Friday, November 1, 2013
The Lincoln Highway
One hundred years ago yesterday, The Lincoln Highway was dedicated as the first transcontinental automobile route across the United States running from Time Square in New York City to Lincoln Park in San Francisco. The popularity of the auto grew rapidly during the first decade of the century (and Henry Ford was about to open his first Model T moving assembly line on December 1, 1913) but the state of the nation's roads was dismal. Although a Good Roads Movement had started in the 1870s, led by bicyclists, most roads outside urban areas (and America was much less urbanized than today) remain unimproved (that is, ungraded) dirt roads that were nearly impassable in bad weather and dirty, dusty and bumpy the rest of the time.
In 1912 there were approximately 2.2 million miles of rural roads in America of which only about 190,000 miles (less than 9%) were graded and covered with gravel, macadam or concrete. At that time the Federal Government had no responsibility to maintain roads, nor did most states. To the extent government undertook road construction and maintenance it was at the local and county level and much of the unimproved rural network was privately built.

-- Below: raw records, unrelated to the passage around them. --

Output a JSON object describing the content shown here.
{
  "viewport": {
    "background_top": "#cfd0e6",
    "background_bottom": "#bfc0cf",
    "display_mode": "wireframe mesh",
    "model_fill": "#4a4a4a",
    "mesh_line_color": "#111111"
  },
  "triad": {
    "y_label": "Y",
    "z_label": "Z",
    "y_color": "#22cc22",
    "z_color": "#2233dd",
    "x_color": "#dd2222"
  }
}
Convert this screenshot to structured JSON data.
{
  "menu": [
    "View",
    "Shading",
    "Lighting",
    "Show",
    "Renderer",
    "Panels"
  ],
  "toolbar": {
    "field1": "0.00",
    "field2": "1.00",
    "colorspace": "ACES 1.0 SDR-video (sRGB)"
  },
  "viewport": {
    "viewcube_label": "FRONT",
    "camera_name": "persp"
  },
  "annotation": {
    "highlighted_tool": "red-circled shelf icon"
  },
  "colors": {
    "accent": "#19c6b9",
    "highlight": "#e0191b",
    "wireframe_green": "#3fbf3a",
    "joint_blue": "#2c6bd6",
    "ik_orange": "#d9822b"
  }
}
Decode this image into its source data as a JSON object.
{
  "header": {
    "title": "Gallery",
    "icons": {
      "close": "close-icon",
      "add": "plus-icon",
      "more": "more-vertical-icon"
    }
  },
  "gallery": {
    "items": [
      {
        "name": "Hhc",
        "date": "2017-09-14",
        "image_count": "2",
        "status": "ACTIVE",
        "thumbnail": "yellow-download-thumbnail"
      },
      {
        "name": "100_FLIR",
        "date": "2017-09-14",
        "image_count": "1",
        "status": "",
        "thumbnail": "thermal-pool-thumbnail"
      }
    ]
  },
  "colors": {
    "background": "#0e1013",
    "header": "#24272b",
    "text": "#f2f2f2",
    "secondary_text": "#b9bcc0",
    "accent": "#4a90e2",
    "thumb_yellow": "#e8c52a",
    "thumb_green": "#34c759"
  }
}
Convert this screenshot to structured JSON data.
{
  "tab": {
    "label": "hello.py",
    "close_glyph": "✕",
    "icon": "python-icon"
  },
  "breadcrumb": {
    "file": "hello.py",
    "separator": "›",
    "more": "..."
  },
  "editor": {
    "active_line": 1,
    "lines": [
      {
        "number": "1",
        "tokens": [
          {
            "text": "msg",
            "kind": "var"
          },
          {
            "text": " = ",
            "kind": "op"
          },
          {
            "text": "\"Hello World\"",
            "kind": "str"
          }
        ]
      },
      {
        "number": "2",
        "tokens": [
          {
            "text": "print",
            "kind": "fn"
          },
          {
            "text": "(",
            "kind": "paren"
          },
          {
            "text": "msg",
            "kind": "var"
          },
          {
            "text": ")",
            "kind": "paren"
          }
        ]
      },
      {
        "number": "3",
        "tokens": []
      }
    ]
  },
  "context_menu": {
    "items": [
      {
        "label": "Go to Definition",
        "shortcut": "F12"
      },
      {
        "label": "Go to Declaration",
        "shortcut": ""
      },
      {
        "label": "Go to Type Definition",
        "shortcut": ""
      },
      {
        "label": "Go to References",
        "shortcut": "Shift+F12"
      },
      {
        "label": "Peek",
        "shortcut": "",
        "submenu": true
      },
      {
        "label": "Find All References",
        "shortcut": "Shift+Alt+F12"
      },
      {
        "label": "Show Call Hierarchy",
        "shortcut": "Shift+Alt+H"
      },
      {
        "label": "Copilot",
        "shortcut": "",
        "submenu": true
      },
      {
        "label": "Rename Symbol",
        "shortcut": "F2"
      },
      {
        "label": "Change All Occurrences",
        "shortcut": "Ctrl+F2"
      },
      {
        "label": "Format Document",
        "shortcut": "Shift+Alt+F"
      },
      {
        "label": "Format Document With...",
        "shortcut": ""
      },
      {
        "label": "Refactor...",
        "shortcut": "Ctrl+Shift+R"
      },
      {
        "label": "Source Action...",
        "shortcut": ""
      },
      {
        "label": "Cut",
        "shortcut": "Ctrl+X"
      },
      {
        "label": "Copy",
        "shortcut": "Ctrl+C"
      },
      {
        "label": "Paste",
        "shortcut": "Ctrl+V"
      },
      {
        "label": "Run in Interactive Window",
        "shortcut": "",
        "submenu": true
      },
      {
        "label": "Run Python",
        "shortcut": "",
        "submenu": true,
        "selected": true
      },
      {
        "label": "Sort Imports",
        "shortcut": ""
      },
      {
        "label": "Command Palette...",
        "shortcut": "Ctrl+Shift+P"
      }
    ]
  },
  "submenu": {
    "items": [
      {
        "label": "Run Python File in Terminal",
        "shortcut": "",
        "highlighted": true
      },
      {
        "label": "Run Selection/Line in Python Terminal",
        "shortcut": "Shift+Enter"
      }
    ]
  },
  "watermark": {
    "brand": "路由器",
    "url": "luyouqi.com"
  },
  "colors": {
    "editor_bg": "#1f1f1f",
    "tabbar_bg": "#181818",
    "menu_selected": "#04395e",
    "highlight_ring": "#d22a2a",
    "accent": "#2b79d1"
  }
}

The Lincoln Highway was conceived by Carl G Fisher (1874-1939), an Indiana businessman who began his career as a bicycle shop owner and later ran Prest-O-Lite, a manufacturer of carbide gas headlights, which he sold to Union Carbide in 1913, and was also one of the primary investors in the newly opened Indianapolis Motor Speedway.(Fisher)
Fisher's original idea was for the Coast To Coast Rock Highway, for which he would raise ten million dollars in private funds to provide materials to local communities who would take responsibility for construction. He was unable to raise the funds, the key impediment being the refusal of Henry Ford to contribute as he believed government should be paying for road construction, although he did succeed in getting large contributions from the presidents of Goodyear and Packard Motor Company and they founded the Lincoln Highway Association. (Lincoln Highway near Everett PA)
With less funding the original plans were scaled back to designating the route of the highway and funding selected improvements. The task was formidable given the state of the roads. On July 1, 1913 a convoy of 17 cars and 2 trucks set out from Indianapolis to determine the best route to the West Coast. Thirty four days later the vehicles reached San Francisco.
The official route, 3,389 miles through twelve states, and only half of it paved in any form, was announced later that summer and it was named after President Abraham Lincoln, the first national monument named after the president, the Lincoln Memorial not being dedicated until 1922.
Much of the route remained unimproved for years. In 1919 the famous US Army Motor Transport Corps convoy followed the Lincoln Highway for most of its two month trek from Washington DC to San Francisco. The convoy consisted of 81 vehicles and 282 officers and enlisted men including a young Lieutenant Colonel, Dwight D Eisenhower, who thirty-five years later as President would initiate the Interstate Highway System. (Army Convoy)
During its journey, there were 230 road incidents (repairs, accidents), nine vehicles were disabled and 21 soldiers injured. On only four days did the convoy exceed an average speed of 9 mph. An estimated 3 million people watched the expedition pass by.
(Lincoln Highway, Wyoming 1920)
The Lincoln Highway was the first named highway but it inspired many more during the next few years which encouraged motoring but caused great confusion among motorists. Resolution occurred in 1925 when the American Association of State Highway Officials, with the support of the Lincoln Highway Association and the approval of the United States Secretary of Agriculture created the numbered highway system that is still in use today.
With the numbering system in place, the Lincoln Highway Association disbanded in 1927 (it was refounded in the 1992 and you can find its website here). Most of the route of the Lincoln Highway became part of US 30 (although the road was been rerouted over time so that only about 25% of today's US 30 follows the old Lincoln Highway). The initial section in New York and New Jersey largely follows US 1 while much of the Highway west of the Rockies became the original US 40 and 50.
For more information see:
Lincoln Highway Association
Lincoln Highway in Wyoming
Lincoln Highway in Nevada
Lincoln Highway in Nebraska
Lincoln Highway in Indiana
Lincoln Highway in Illinois
Lincoln Highway in Iowa